Back to the music, and for those of you who haven’t been following along, Black Stone Cherry is a quartet from Edmonton, Kentucky who grew up with an advantage most young musicians don’t have-drummer John Fred Young’s dad was a member of The Kentucky Headhunters, and his fellow Cherries Chris Robertson (guitar, vocals), Ben Wells (guitar, vocals) and Jon Lawhon (bass) were able to use the band’s hand-me-down equipment while practicing in the Headhunters practice facility as very young boys. This experience, which started when the band was in junior high school, has allowed BSC the opportunity to hone its craft as songwriters and as a recording band; hundreds of gigs turned the group into one of the most exciting of the modern rock breed. This is another band without a real superstar that features four guys who share equally in making the rough-and-tumble sound work live. The group is a big thing in England, where they headline arenas; here in the states, it is still a slog to get into 2000 seaters. This was a prime opportunity and one of the band’s biggest headline shows in America after killing the place last year (I wasn’t there, but that’s the rumor). The group’s heavy metal (think Metallica-ish) meets Lynyrd Skynyrd southern sound is not easily duplicated, and as you might guess, these guys don’t sound much like anyone else out there doing this style of music. The band’s 75-minute set featured songs from all four of the band’s records, with a heavy dose coming from its latest (and greatest), “Magic Mountain.” The new album’s title track kicked things off, and favorites such as “Blind Man,” “Rain Wizard” “Me and Mary Jane,” “Blame It On the Boom Boom,” “White Trash Millionaire” and “Lonely Train” were all featured. It was a great way to close out a wonderful weekend of music.

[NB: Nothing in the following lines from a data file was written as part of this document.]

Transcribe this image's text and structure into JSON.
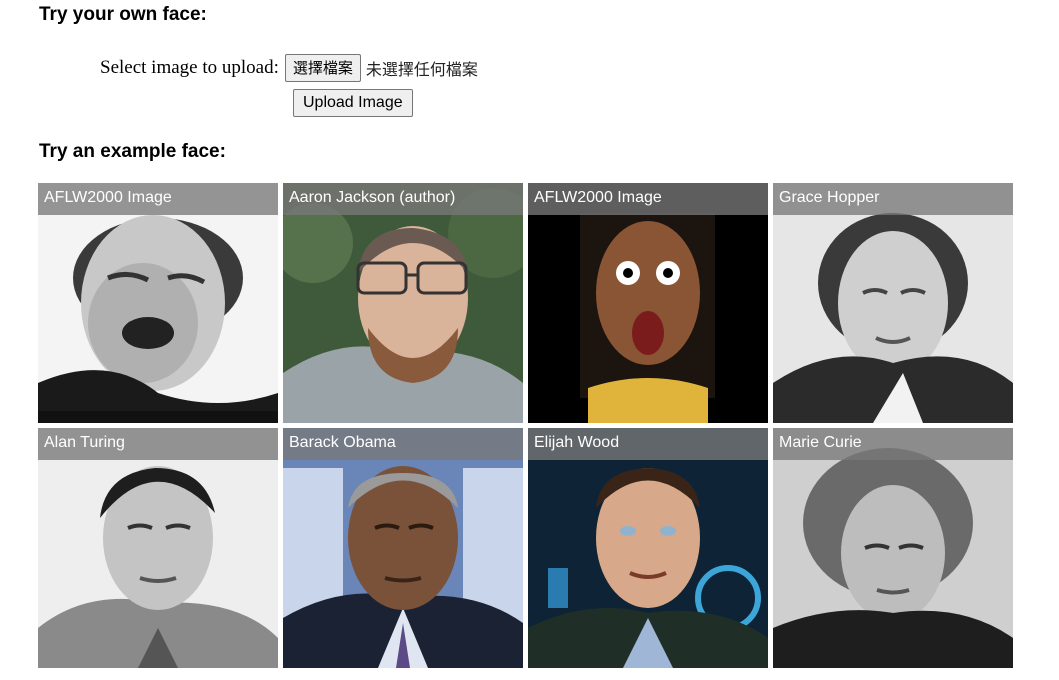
{
  "own_face": {
    "heading": "Try your own face:",
    "select_label": "Select image to upload:",
    "choose_file_label": "選擇檔案",
    "no_file_text": "未選擇任何檔案",
    "upload_button": "Upload Image"
  },
  "examples": {
    "heading": "Try an example face:",
    "tiles": [
      {
        "caption": "AFLW2000 Image"
      },
      {
        "caption": "Aaron Jackson (author)"
      },
      {
        "caption": "AFLW2000 Image"
      },
      {
        "caption": "Grace Hopper"
      },
      {
        "caption": "Alan Turing"
      },
      {
        "caption": "Barack Obama"
      },
      {
        "caption": "Elijah Wood"
      },
      {
        "caption": "Marie Curie"
      }
    ]
  }
}
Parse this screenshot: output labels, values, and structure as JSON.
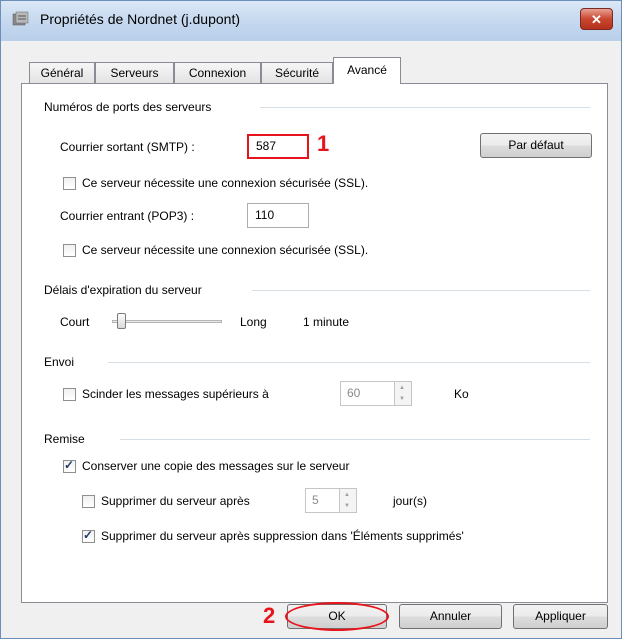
{
  "window": {
    "title": "Propriétés de Nordnet (j.dupont)",
    "close_symbol": "✕"
  },
  "tabs": [
    "Général",
    "Serveurs",
    "Connexion",
    "Sécurité",
    "Avancé"
  ],
  "active_tab": "Avancé",
  "ports": {
    "section_title": "Numéros de ports des serveurs",
    "smtp_label": "Courrier sortant (SMTP) :",
    "smtp_value": "587",
    "smtp_ssl_label": "Ce serveur nécessite une connexion sécurisée (SSL).",
    "pop3_label": "Courrier entrant (POP3) :",
    "pop3_value": "110",
    "pop3_ssl_label": "Ce serveur nécessite une connexion sécurisée (SSL).",
    "default_button": "Par défaut"
  },
  "timeout": {
    "section_title": "Délais d'expiration du serveur",
    "short_label": "Court",
    "long_label": "Long",
    "value_label": "1 minute",
    "slider_level": 0.05
  },
  "send": {
    "section_title": "Envoi",
    "split_label": "Scinder les messages supérieurs à",
    "split_value": "60",
    "unit": "Ko",
    "split_checked": false
  },
  "delivery": {
    "section_title": "Remise",
    "keep_copy_label": "Conserver une copie des messages sur le serveur",
    "keep_copy_checked": true,
    "delete_after_label": "Supprimer du serveur après",
    "delete_after_value": "5",
    "delete_after_unit": "jour(s)",
    "delete_after_checked": false,
    "delete_deleted_label": "Supprimer du serveur après suppression dans 'Éléments supprimés'",
    "delete_deleted_checked": true
  },
  "footer": {
    "ok": "OK",
    "cancel": "Annuler",
    "apply": "Appliquer"
  },
  "annotations": {
    "step1": "1",
    "step2": "2",
    "color": "#e8141b"
  },
  "colors": {
    "accent": "#3c7fb1",
    "close_button": "#c9472f"
  }
}
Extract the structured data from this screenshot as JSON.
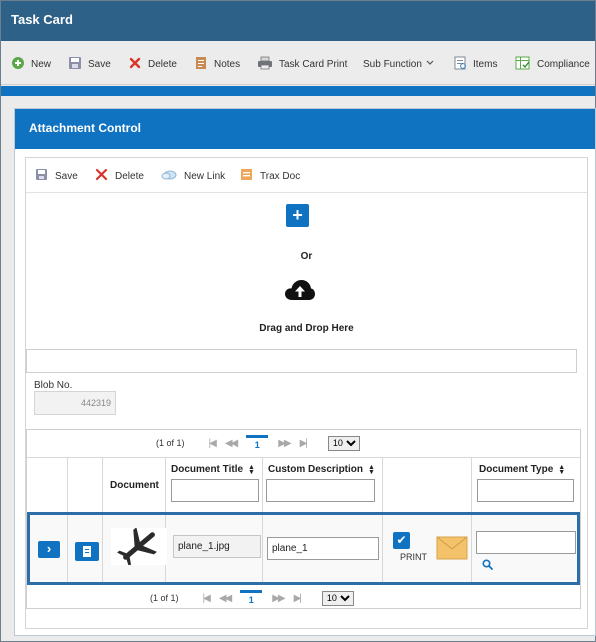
{
  "window": {
    "title": "Task Card"
  },
  "toolbar": {
    "new_label": "New",
    "save_label": "Save",
    "delete_label": "Delete",
    "notes_label": "Notes",
    "print_label": "Task Card Print",
    "subfunction_label": "Sub Function",
    "items_label": "Items",
    "compliance_label": "Compliance"
  },
  "panel": {
    "title": "Attachment Control"
  },
  "attachment_toolbar": {
    "save_label": "Save",
    "delete_label": "Delete",
    "new_link_label": "New Link",
    "trax_doc_label": "Trax Doc"
  },
  "upload": {
    "plus_symbol": "+",
    "or_text": "Or",
    "drag_text": "Drag and Drop Here"
  },
  "blob": {
    "label": "Blob No.",
    "value": "442319"
  },
  "pager": {
    "count_text": "(1 of 1)",
    "page": "1",
    "page_size": "10",
    "page_size_options": [
      "10"
    ]
  },
  "grid": {
    "columns": {
      "document": "Document",
      "document_title": "Document Title",
      "custom_description": "Custom Description",
      "document_type": "Document Type"
    },
    "rows": [
      {
        "title": "plane_1.jpg",
        "description": "plane_1",
        "print_label": "PRINT",
        "document_type": ""
      }
    ]
  },
  "colors": {
    "titlebar": "#2e6188",
    "accent": "#0f73c2",
    "selected_row_border": "#2d6ea8",
    "envelope": "#f4c26b"
  },
  "icons": [
    "new-icon",
    "save-icon",
    "delete-icon",
    "notes-icon",
    "print-icon",
    "chevron-down-icon",
    "items-icon",
    "compliance-icon",
    "new-link-icon",
    "trax-doc-icon",
    "plus-icon",
    "cloud-upload-icon",
    "first-page-icon",
    "prev-page-icon",
    "next-page-icon",
    "last-page-icon",
    "sort-icon",
    "expand-icon",
    "document-icon",
    "airplane-icon",
    "checkmark-icon",
    "envelope-icon",
    "search-icon"
  ]
}
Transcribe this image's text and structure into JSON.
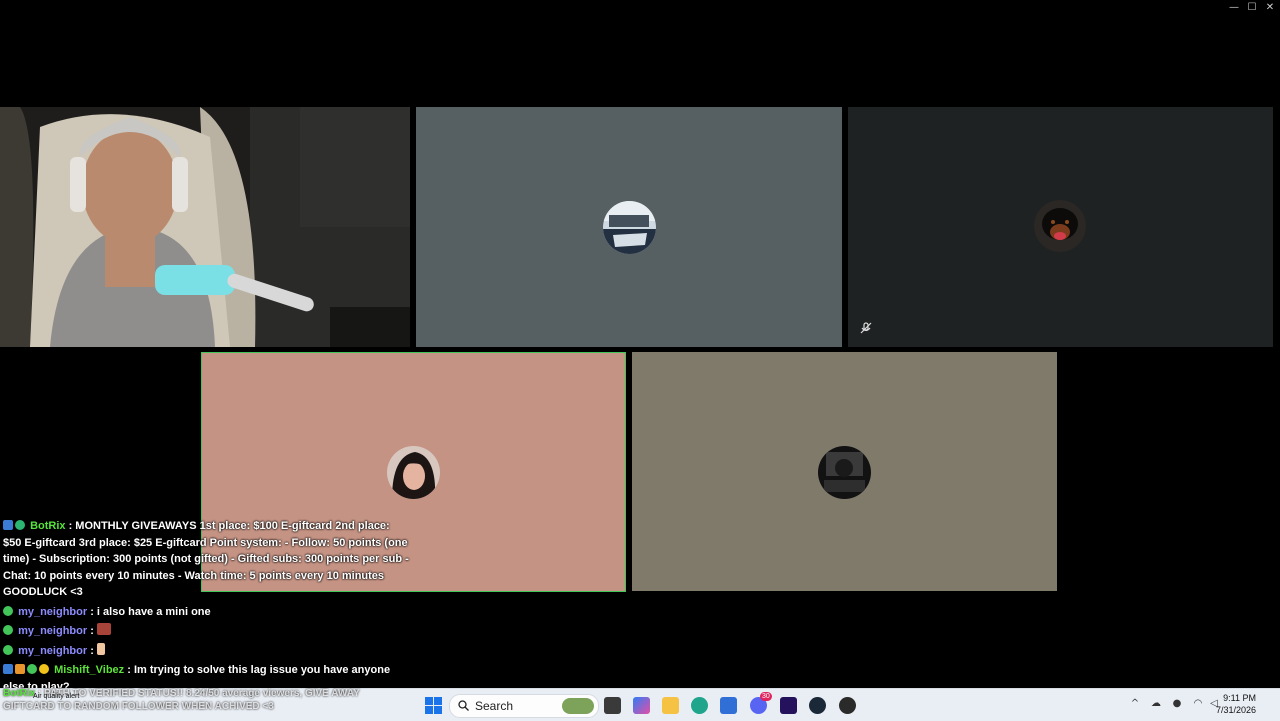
{
  "window": {
    "controls": {
      "minimize": "—",
      "maximize": "☐",
      "close": "✕"
    }
  },
  "tiles": {
    "webcam": {
      "label": "streamer-camera"
    },
    "tile2": {
      "bg": "#566063"
    },
    "tile3": {
      "bg": "#1f2223"
    },
    "tile4": {
      "bg": "#c49384",
      "border": "#43c55a"
    },
    "tile5": {
      "bg": "#807a6b"
    }
  },
  "chat": {
    "messages": [
      {
        "user": "BotRix",
        "user_color": "#57e43b",
        "text": ": MONTHLY GIVEAWAYS 1st place: $100 E-giftcard 2nd place: $50 E-giftcard 3rd place: $25 E-giftcard Point system: - Follow: 50 points (one time) - Subscription: 300 points (not gifted) - Gifted subs: 300 points per sub - Chat: 10 points every 10 minutes - Watch time: 5 points every 10 minutes GOODLUCK <3"
      },
      {
        "user": "my_neighbor",
        "user_color": "#8c8cff",
        "text": ": i also have a mini one"
      },
      {
        "user": "my_neighbor",
        "user_color": "#8c8cff",
        "text": ":"
      },
      {
        "user": "my_neighbor",
        "user_color": "#8c8cff",
        "text": ":"
      },
      {
        "user": "Mishift_Vibez",
        "user_color": "#5de33b",
        "text": ": Im trying to solve this lag issue you have anyone else to play?"
      }
    ],
    "ticker": {
      "user": "BotRix",
      "text": ": PATH TO VERIFIED STATUS!! 8.24/50 average viewers, GIVE AWAY GIFTCARD TO RANDOM FOLLOWER WHEN ACHIVED <3",
      "overlay": "Air quality alert"
    }
  },
  "taskbar": {
    "search_placeholder": "Search",
    "time": "9:11 PM",
    "date": "7/31/2026",
    "apps": [
      "windows-start",
      "search",
      "task-view",
      "copilot",
      "file-explorer",
      "edge",
      "microsoft-store",
      "discord",
      "amazon-music",
      "steam",
      "obs"
    ],
    "badges": {
      "discord": "30"
    }
  }
}
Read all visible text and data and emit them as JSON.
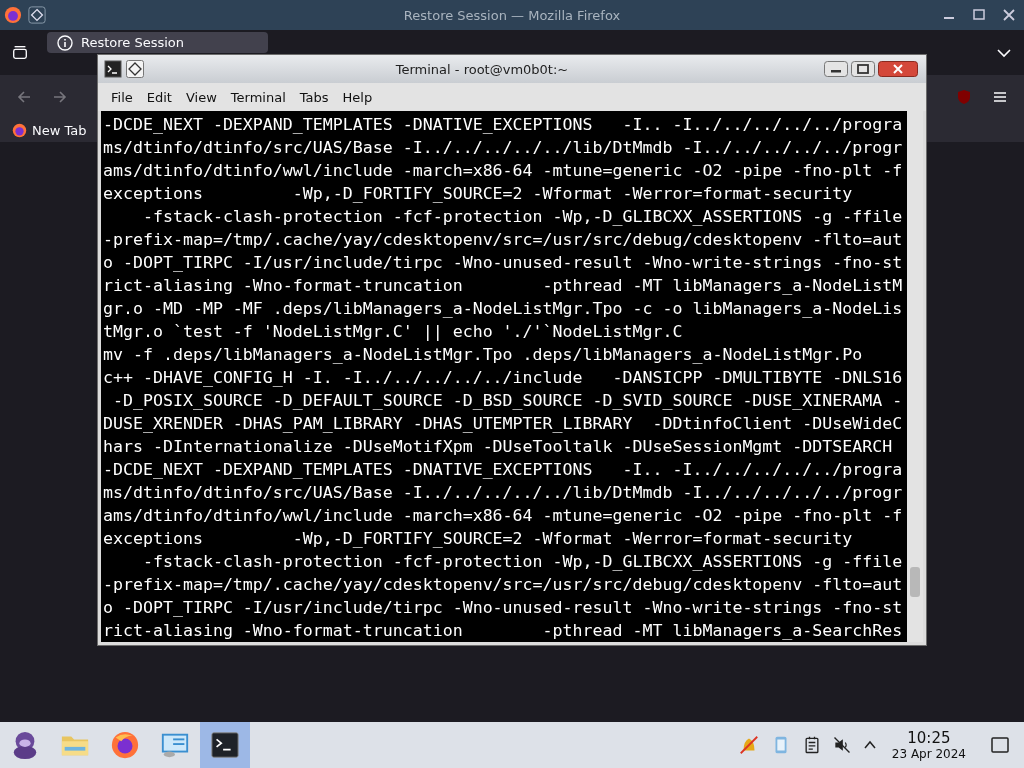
{
  "firefox": {
    "title": "Restore Session — Mozilla Firefox",
    "tabs": [
      {
        "label": "Restore Session",
        "selected": true
      }
    ],
    "bookmarks": [
      {
        "label": "New Tab"
      }
    ]
  },
  "terminal": {
    "title": "Terminal - root@vm0b0t:~",
    "menu": [
      "File",
      "Edit",
      "View",
      "Terminal",
      "Tabs",
      "Help"
    ],
    "lines": [
      "-DCDE_NEXT -DEXPAND_TEMPLATES -DNATIVE_EXCEPTIONS   -I.. -I../../../../../progra",
      "ms/dtinfo/dtinfo/src/UAS/Base -I../../../../../lib/DtMmdb -I../../../../../progr",
      "ams/dtinfo/dtinfo/wwl/include -march=x86-64 -mtune=generic -O2 -pipe -fno-plt -f",
      "exceptions         -Wp,-D_FORTIFY_SOURCE=2 -Wformat -Werror=format-security",
      "    -fstack-clash-protection -fcf-protection -Wp,-D_GLIBCXX_ASSERTIONS -g -ffile",
      "-prefix-map=/tmp/.cache/yay/cdesktopenv/src=/usr/src/debug/cdesktopenv -flto=aut",
      "o -DOPT_TIRPC -I/usr/include/tirpc -Wno-unused-result -Wno-write-strings -fno-st",
      "rict-aliasing -Wno-format-truncation        -pthread -MT libManagers_a-NodeListM",
      "gr.o -MD -MP -MF .deps/libManagers_a-NodeListMgr.Tpo -c -o libManagers_a-NodeLis",
      "tMgr.o `test -f 'NodeListMgr.C' || echo './'`NodeListMgr.C",
      "mv -f .deps/libManagers_a-NodeListMgr.Tpo .deps/libManagers_a-NodeListMgr.Po",
      "c++ -DHAVE_CONFIG_H -I. -I../../../../../include   -DANSICPP -DMULTIBYTE -DNLS16",
      " -D_POSIX_SOURCE -D_DEFAULT_SOURCE -D_BSD_SOURCE -D_SVID_SOURCE -DUSE_XINERAMA -",
      "DUSE_XRENDER -DHAS_PAM_LIBRARY -DHAS_UTEMPTER_LIBRARY  -DDtinfoClient -DUseWideC",
      "hars -DInternationalize -DUseMotifXpm -DUseTooltalk -DUseSessionMgmt -DDTSEARCH",
      "-DCDE_NEXT -DEXPAND_TEMPLATES -DNATIVE_EXCEPTIONS   -I.. -I../../../../../progra",
      "ms/dtinfo/dtinfo/src/UAS/Base -I../../../../../lib/DtMmdb -I../../../../../progr",
      "ams/dtinfo/dtinfo/wwl/include -march=x86-64 -mtune=generic -O2 -pipe -fno-plt -f",
      "exceptions         -Wp,-D_FORTIFY_SOURCE=2 -Wformat -Werror=format-security",
      "    -fstack-clash-protection -fcf-protection -Wp,-D_GLIBCXX_ASSERTIONS -g -ffile",
      "-prefix-map=/tmp/.cache/yay/cdesktopenv/src=/usr/src/debug/cdesktopenv -flto=aut",
      "o -DOPT_TIRPC -I/usr/include/tirpc -Wno-unused-result -Wno-write-strings -fno-st",
      "rict-aliasing -Wno-format-truncation        -pthread -MT libManagers_a-SearchRes"
    ]
  },
  "taskbar": {
    "apps": [
      {
        "kind": "mascot",
        "selected": false
      },
      {
        "kind": "folder",
        "selected": false
      },
      {
        "kind": "browser",
        "selected": false
      },
      {
        "kind": "monitor",
        "selected": false
      },
      {
        "kind": "terminal",
        "selected": true
      }
    ],
    "clock": {
      "time": "10:25",
      "date": "23 Apr 2024"
    }
  }
}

Thanks must go out to the amazing cast of characters at RTR-owner Greg Smith and the rest of his partners, Erik Tweedy and his lovely wife Tammy (the queen of meet-and-greets), photographer extraordinaire Rob, the entire cast at King’s corner, Album Man and his long-suffering wife Judy, Steve and Michelle and the entire Montana mafia, Rooster and Barry (the best moonshiners around), Cass and Rita, Rich and Renee (special thanks for the sleeping arrangements), plus all of the other amazing folks I met, talked with and got a chance to party with. Until next time (if there is a next time), take care and rock on!